Whether you are in the midst of a separation or have been divorced for years, dealing with retaliatory behaviors from your child’s other parent can be incredibly stressful.
People act in vindictive ways for a wide variety of reasons. Some may have a misguided desire to keep you in their life somehow, even in a negative way. Others may think the parenting plan was unfair and seek revenge by harming your relationship with your child.
Most parents can put aside their pain and focus on their children’s needs after a separation or divorce. But unfortunately, there are a significant number of people who find it difficult to forge a friendly co-parenting relationship for the good of the children. Those who cannot or will not move past their pain can strike out against their ex in a number of ways. Some act mildly passive-aggressive, while others are more directly vindictive.
Today we discuss what you can do if your ex acts in a harmful or retaliatory way that interferes with co-parenting.
One effective way to nip such problems in the bud is to include language that addresses bad parental behavior in your parenting plan before it is finalized. Typically, people know if their co-parent has a mean or vengeful streak. If you know that you may be in for some issues down the road, speak to your attorney. They can include a provision that requires co-parenting therapy or mediation if issues arise in the future. This gives your ex a warning right from the beginning that if they behave badly, there will be consequences. It also allows you to address future issues without the expense of returning to court.
Accept What Is
The first thing you must accept is that you cannot change someone else no matter how badly you want to. This may seem obvious, but when your child is involved, emotions run high and your logic can suffer.
When your child’s other parent is emotionally unhealthy, it is normal to fret over how that might negatively impact your child. You may find yourself feeling more and more desperate to convince your co-parent to change for your child’s sake. You may end up in endless arguments where you try to convince your co-parent to get counseling for their issues and learn to put your child first. However, the odds of that happening are practically non-existent if they have no genuine desire to change.
The sooner you accept this, the better. You simply cannot change someone else. Once you truly accept that your ex will never change unless they decide they want to, you can let yourself off the hook. It is not your job to convince them to become better. You can only control your own reactions and focus on your own parenting decisions. This can alleviate a tremendous amount of stress and empower you to remain calm and take the high road, regardless of what your ex is doing. It also helps you resist your ex’s attempts to pull you down into a cesspool of anger and resentment that doesn’t benefit anyone—especially your children.

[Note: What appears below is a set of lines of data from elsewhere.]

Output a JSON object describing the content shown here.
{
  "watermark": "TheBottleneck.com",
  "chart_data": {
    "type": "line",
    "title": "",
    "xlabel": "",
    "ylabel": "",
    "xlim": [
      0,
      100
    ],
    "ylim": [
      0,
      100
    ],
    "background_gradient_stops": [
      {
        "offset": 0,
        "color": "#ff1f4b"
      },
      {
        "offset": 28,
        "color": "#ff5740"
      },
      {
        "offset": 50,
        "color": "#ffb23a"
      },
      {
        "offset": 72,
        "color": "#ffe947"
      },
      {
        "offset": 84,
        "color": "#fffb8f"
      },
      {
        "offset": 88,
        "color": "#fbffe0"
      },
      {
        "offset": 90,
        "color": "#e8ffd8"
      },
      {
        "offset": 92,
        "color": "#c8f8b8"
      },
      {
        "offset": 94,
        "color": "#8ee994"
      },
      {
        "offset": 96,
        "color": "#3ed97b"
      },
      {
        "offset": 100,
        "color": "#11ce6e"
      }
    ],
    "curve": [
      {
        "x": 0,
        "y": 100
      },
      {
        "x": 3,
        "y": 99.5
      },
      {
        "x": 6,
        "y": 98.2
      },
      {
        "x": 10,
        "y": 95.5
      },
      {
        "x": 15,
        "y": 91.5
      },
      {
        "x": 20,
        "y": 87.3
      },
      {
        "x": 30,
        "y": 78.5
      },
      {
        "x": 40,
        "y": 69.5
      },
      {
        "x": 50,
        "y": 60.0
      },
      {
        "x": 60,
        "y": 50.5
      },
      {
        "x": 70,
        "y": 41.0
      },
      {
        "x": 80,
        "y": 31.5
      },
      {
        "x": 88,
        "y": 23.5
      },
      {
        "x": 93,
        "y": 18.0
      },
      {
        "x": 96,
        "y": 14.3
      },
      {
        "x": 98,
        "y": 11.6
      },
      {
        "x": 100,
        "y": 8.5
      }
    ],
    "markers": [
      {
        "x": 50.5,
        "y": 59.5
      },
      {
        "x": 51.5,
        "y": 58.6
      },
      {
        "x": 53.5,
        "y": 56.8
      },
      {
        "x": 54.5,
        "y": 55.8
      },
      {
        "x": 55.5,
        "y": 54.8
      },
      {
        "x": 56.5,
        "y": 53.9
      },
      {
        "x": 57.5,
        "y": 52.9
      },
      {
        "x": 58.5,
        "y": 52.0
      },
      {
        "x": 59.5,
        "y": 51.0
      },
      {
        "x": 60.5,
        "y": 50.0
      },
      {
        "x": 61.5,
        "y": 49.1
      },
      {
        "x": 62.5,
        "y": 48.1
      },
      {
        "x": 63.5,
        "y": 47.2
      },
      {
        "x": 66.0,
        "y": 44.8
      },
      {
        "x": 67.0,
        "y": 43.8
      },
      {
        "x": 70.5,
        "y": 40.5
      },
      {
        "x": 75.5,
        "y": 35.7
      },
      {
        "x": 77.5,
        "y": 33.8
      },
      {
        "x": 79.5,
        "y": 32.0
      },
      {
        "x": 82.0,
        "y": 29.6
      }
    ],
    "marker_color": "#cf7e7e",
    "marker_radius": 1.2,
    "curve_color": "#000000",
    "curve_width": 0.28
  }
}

Some people have high-conflict personalities and seem to thrive on creating friction. These people love to cross boundaries, especially when they are only sketched in pencil. Set clear boundaries for your interactions with your ex, and politely express those boundaries. If and when your ex crosses those boundaries, do your best not to respond emotionally. Incorporate some practices that help you distance yourself from emotional reactions to any attempts to rile you.
Don’t Take It Personally

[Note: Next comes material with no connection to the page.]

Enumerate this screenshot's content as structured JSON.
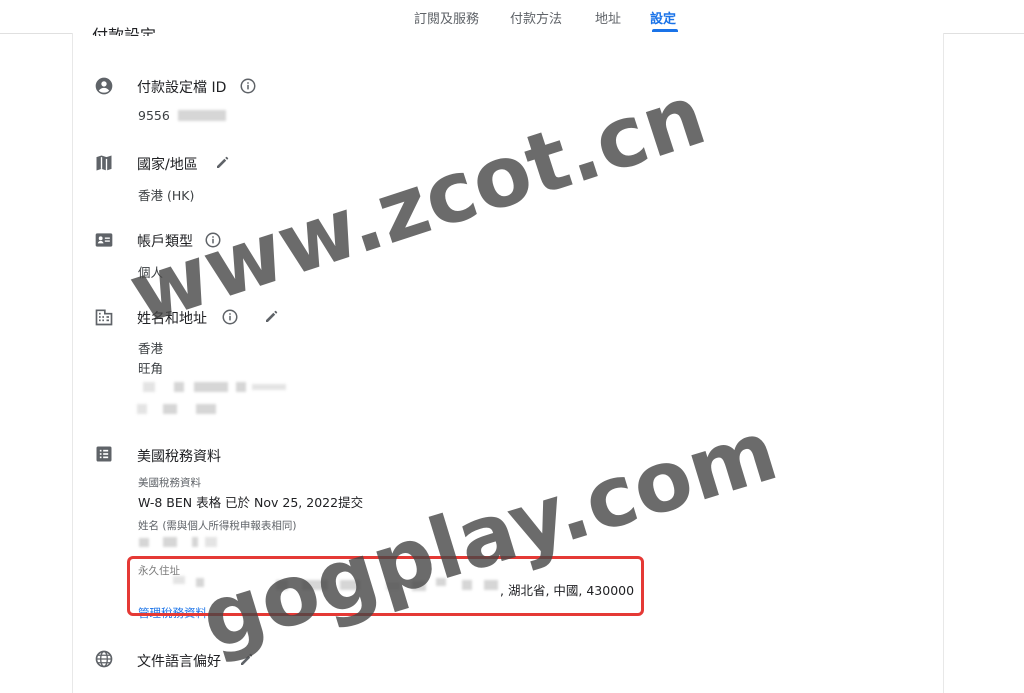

High-conflict people generally have emotional issues. They also tend to project their issues onto those closest to them and people they perceive as having hurt them. The very best strategy is to disengage from all conflict with such people. Realize that it is their issue, it is futile to enter into conflict with them, and it is a supreme waste of time and energy to let their words marinate in your mind and twist you into knots.

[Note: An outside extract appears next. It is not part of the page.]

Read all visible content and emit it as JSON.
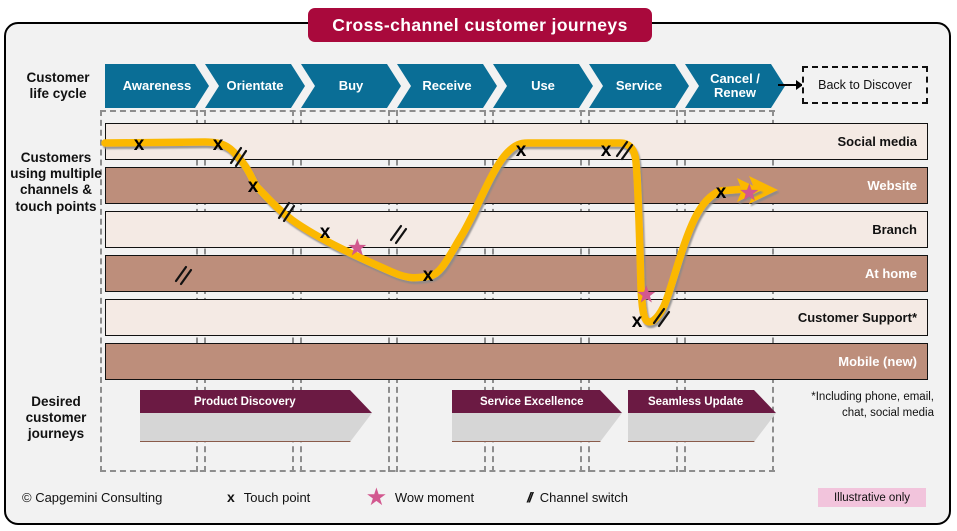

For example, if your ex attacks your parenting, do not engage in a debate. You don’t have to prove yourself to them as long as you follow the parenting agreement. Nurture a network of supportive people like family, friends, or a therapist with whom you can confide if your ex’s words strike a nerve. They will give you the support you need, without the hidden harmful agenda.
Techniques for Dealing With Retaliatory Behaviors
Here are some techniques that can help you maintain your emotional distance from a toxic ex and ultimately foster a better environment for your kids.
Keep Correspondence to a Minimum
As previously discussed, it is best to set clear boundaries when dealing with retaliatory behaviors from your child’s co-parent. One of those boundaries should be that the two of you do not communicate except about essential information relating to your children. Let them know that opinions and narratives are not welcome and that you will not respond to them if sent.
Co-parenting is really a term used when a couple can work together to parent their child. When one parent is vindictive, true co-parenting is impossible. Instead, focus on parallel parenting, where you conduct your own parenting with very little contact or input from your ex. This gives them little opportunity to act vengefully.
Communicate in Writing and Always Be Polite
Create a record by always communicating with your ex in writing, whether it is in texts or emails. And no matter what happens, keep your communications with your ex polite and business-like. You may have to go back to court to modify your parenting plan at some point. If you do, the judge looks at both parents and assesses which one is more responsible and reasonable. Remaining polite and cool-headed while your ex is ranting puts you in the best possible light. It may very likely tip the scales of justice in your favor.
The legal team at Blado Kiger Bolan, P.S., know how painful dealing with retaliatory behaviors from a co-parent can be. If you are concerned about how your vengeful ex is impacting your relationship with your child, you can talk to one of our knowledgeable and caring lawyers. We can assess the circumstances and advise you as to your next best move. So call us directly or contact us online today for an initial consultation.